Appearances by Media Research Center spokesmen on Fox News mostly lack hard questions about the claims they make -- but then, Fox News provides little opportunity for anyone to ask such questions of the MRC.
By Terry Krepel
The Media Research Center has a special relationship with Fox News Channel. In the face of overwhelming evidence of its conservative slant, it unquestioningly repeats Fox News' motto that it's "fair and balanced." In return, Fox News regularly gives the MRC a forum to repeat its claims of a liberal media bias.
The practical result of this is all kinds of mutual back-scratching, such as a March 27 Pittsburgh Tribune-Review interview (reprinted at FrontPageMag.com) in which MRC founder and president L. Brent Bozell III spoke lovingly about Fox News, insisting that it's "obsessive" about offering balanced coverage.
Another benefit: Fox News' purported "obsession" with "fair and balanced" coverage doesn't apply to MRC appearances on Fox News. Of the 21 appearances on the channel by MRC employees in the first three months of 2007 -- the only TV appearances it lists on its website for that time period are those on Fox News -- 11 were solo appearances with no other guests, and three more included guests who held similar conservative views to that of the MRC representative. Only five appearances were made in a format that included the opportunity for questioning by ideological opposites or a contradictory opinion to be forwarded -- four by other guests and a solo appearance on "Hannity & Colmes" where liberal co-host Alan Colmes had a chance to ask questions. Two appearances were opposite a guest who was a journalist.
(See chart at the end of this article for details on appearances and guests.)
In many of those solo appearances, as well as the ones with like-minded allies, the MRC representative was not significantly challenged by the Fox News host; indeed, the host's role seemed to be as set-up person to allow the MRC rep to spout the company line. For instance, in a Feb. 18 appearance on "Fox & Friends" by Dan Gainor, director of the MRC's Business & Media Institute, purportedly to discuss a series of concerts organized by former Vice President Al Gore to raise awareness about global warming, co-host Gretchen Carlson started this way: "So, here's the deal. Al Gore is getting all this press coverage on these great concerts he's putting together -- I mean, the Red Hot Chili Peppers, John Mayer, all be there [sic]. But you're saying the media's kind of missing something." In response, Gainor launched into an anti-Gore rant: "Oh, the media have been in the tank for Al Gore for -- ever since his movie came out."

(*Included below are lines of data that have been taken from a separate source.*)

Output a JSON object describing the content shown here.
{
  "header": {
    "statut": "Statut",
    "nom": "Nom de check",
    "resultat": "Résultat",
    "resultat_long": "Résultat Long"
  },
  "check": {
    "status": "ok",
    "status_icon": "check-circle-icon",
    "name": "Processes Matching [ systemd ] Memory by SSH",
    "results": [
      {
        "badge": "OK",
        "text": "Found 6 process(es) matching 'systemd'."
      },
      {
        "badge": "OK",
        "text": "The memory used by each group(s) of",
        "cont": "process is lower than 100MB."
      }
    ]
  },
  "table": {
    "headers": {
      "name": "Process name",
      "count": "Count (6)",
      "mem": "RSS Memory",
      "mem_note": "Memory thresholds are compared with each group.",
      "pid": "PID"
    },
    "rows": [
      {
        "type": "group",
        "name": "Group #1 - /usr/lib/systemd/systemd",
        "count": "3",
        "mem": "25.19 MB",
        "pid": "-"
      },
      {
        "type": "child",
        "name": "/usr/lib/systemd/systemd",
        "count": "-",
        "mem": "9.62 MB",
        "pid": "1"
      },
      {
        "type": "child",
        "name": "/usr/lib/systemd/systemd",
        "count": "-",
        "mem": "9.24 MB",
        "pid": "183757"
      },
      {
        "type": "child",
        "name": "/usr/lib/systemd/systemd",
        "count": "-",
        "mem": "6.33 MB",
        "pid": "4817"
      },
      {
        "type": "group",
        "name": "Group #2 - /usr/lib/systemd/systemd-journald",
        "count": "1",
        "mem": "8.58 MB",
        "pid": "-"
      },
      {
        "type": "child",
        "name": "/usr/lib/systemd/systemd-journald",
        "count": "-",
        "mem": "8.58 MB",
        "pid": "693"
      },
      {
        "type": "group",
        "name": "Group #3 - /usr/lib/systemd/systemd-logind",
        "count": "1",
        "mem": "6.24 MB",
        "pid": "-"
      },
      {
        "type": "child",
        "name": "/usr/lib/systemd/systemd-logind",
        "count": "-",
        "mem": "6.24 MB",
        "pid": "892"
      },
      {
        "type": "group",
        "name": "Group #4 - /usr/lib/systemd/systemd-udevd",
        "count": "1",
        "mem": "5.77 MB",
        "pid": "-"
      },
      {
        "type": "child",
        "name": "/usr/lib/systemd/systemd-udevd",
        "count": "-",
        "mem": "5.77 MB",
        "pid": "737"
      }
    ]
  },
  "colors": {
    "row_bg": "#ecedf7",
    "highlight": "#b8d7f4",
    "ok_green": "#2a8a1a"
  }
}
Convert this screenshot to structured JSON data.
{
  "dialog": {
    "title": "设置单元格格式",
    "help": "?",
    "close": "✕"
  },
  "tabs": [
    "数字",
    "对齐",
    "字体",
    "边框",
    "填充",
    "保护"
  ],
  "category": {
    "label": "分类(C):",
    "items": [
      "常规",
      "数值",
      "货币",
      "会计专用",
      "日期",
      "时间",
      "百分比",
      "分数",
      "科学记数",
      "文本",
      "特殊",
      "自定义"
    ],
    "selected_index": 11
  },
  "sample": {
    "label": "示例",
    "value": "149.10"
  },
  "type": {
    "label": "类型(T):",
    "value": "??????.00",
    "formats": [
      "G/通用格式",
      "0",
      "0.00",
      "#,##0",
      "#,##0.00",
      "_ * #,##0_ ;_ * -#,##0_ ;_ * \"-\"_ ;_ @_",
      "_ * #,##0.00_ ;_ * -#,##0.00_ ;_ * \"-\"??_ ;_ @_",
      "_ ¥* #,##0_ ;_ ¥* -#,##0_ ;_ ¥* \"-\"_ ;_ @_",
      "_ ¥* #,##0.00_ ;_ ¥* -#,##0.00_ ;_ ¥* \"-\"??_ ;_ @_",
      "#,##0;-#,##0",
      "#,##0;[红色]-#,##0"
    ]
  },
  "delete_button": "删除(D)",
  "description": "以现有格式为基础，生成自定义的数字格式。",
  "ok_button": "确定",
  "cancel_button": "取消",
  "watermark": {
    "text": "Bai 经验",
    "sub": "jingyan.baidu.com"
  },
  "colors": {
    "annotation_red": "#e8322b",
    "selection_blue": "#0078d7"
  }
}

In a March 1 appearance by Bozell on "Fox & Friends" regarding a controversial documentary about a burial chamber that may have been used by Jesus Christ, co-host Steve Doocy introduced Bozell by saying, "I was looking at his website yesterday, then later asked: "Brent, what if someone did exactly the same thing, but not about Christianity, about Islam? Do you think anybody would pay attention to that?" When Bozell told viewers to see a movie instead, Doocy chirped, "Great suggestion."
And in a March 1 segment on "The Big Story with John Gibson" purporting to discuss whether a decline in ratings for the NBC's "Nightly News" was due to purported liberal bias, Gibson asked MRC research director Rich Noyes, "First of all, is my perception of NBC shifting to the left accurate or not?" Needless to say, Noyes was all too happy to answer in the affirmative. Since making declarations of purported liberal bias is the MRC's raison d'être, how else would Noyes answer? No one -- certainly not Gibson -- offered any evidence to the contrary.

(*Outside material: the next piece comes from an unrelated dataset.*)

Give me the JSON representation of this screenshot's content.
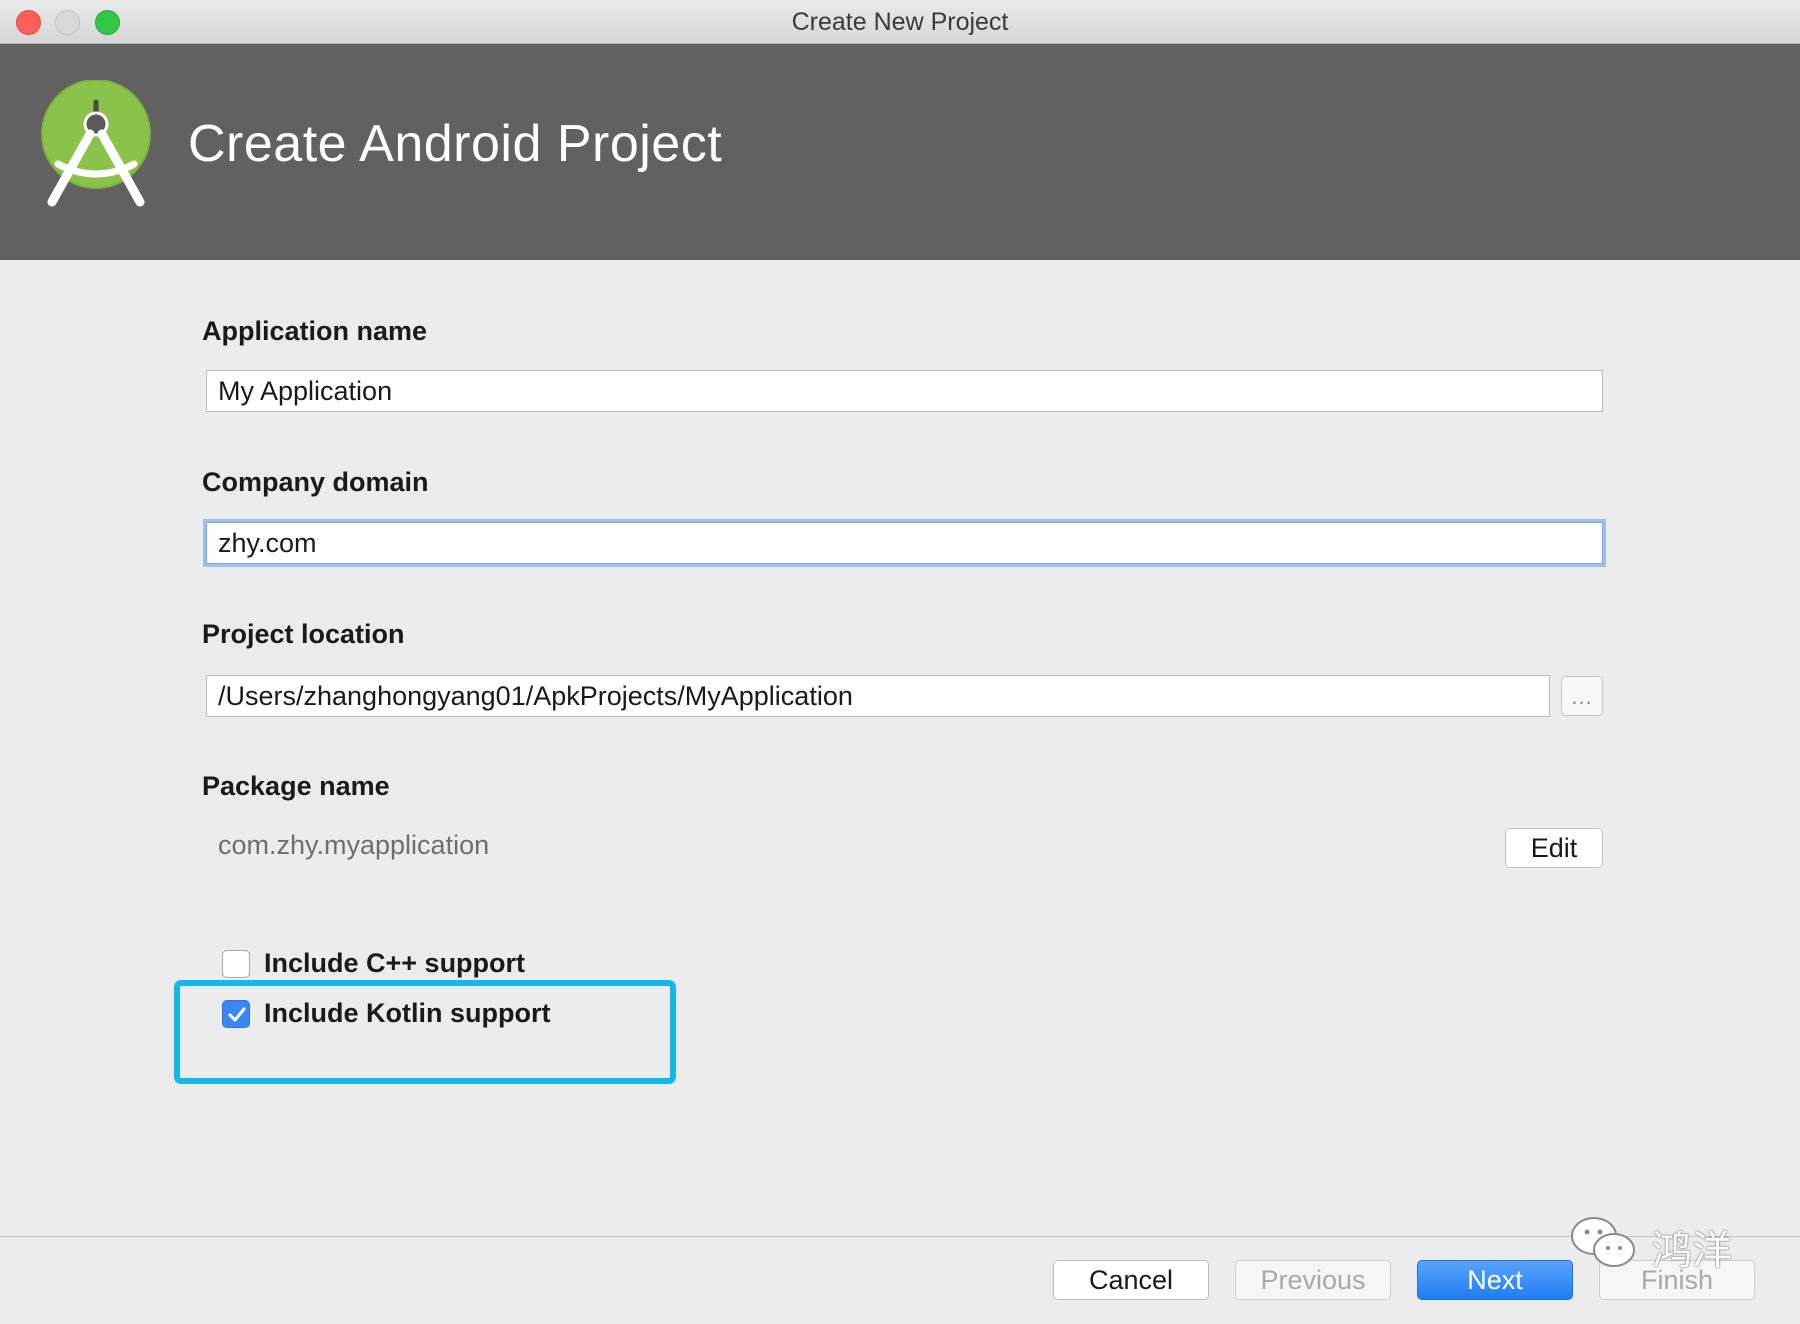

In other words, MRC representatives are being treated as authoritative sources instead of the partisans they are. Little, if any, effort was made by Fox News to describe the MRC as a conservative organization.
MRC folks seem to have a definite preference toward avoiding on-air challenges. In November 2005, for example, liberal-leaning counter-intelligence analyst Larry Johnson claimed that Bozell refused to appear in the same TV segment as him.
And such avoidance extends beyond Fox News into other conservative media. The (Richard Mellon Scaife-owned) Pittsburgh Tribune-Review interview cited at the start of this article was presented as a one-on-one interview to promote the MRC's 20th anniversary; such a format provides no opportunity for a countervailing view. A March 1 Washington Times article touting the MRC's anniversary, carrying the headline "Keeping the press honest," took a similar tack: The only person interviewed in it is Brent Bozell, and no apparent effort was made to balance it with views from, say, a certain other media watchdog. (An interesting side note is that the Times article was written Robert Stacy McCain, the Times' resident white supremacist and Confederacy fetishist -- well, one of 'em, anyway).
Indeed, by contrast, the website of Media Matters -- the MRC's ideological opposite in the watchdog business and thus an ideal counterpoint to an MRC spokesperson -- shows no appearance on any Fox News program during the first three months of 2007, in which the MRC racked up 21 appearances. (Disclosure: I am a Media Matters employee.)
For a news network that prides itself on being "fair and balanced," and for a media watchdog group that, in the words of the headline of the Tribune-Review interview with Bozell, "crusades for balance," there's a definite lack of balance to be found when Fox News and the MRC get together.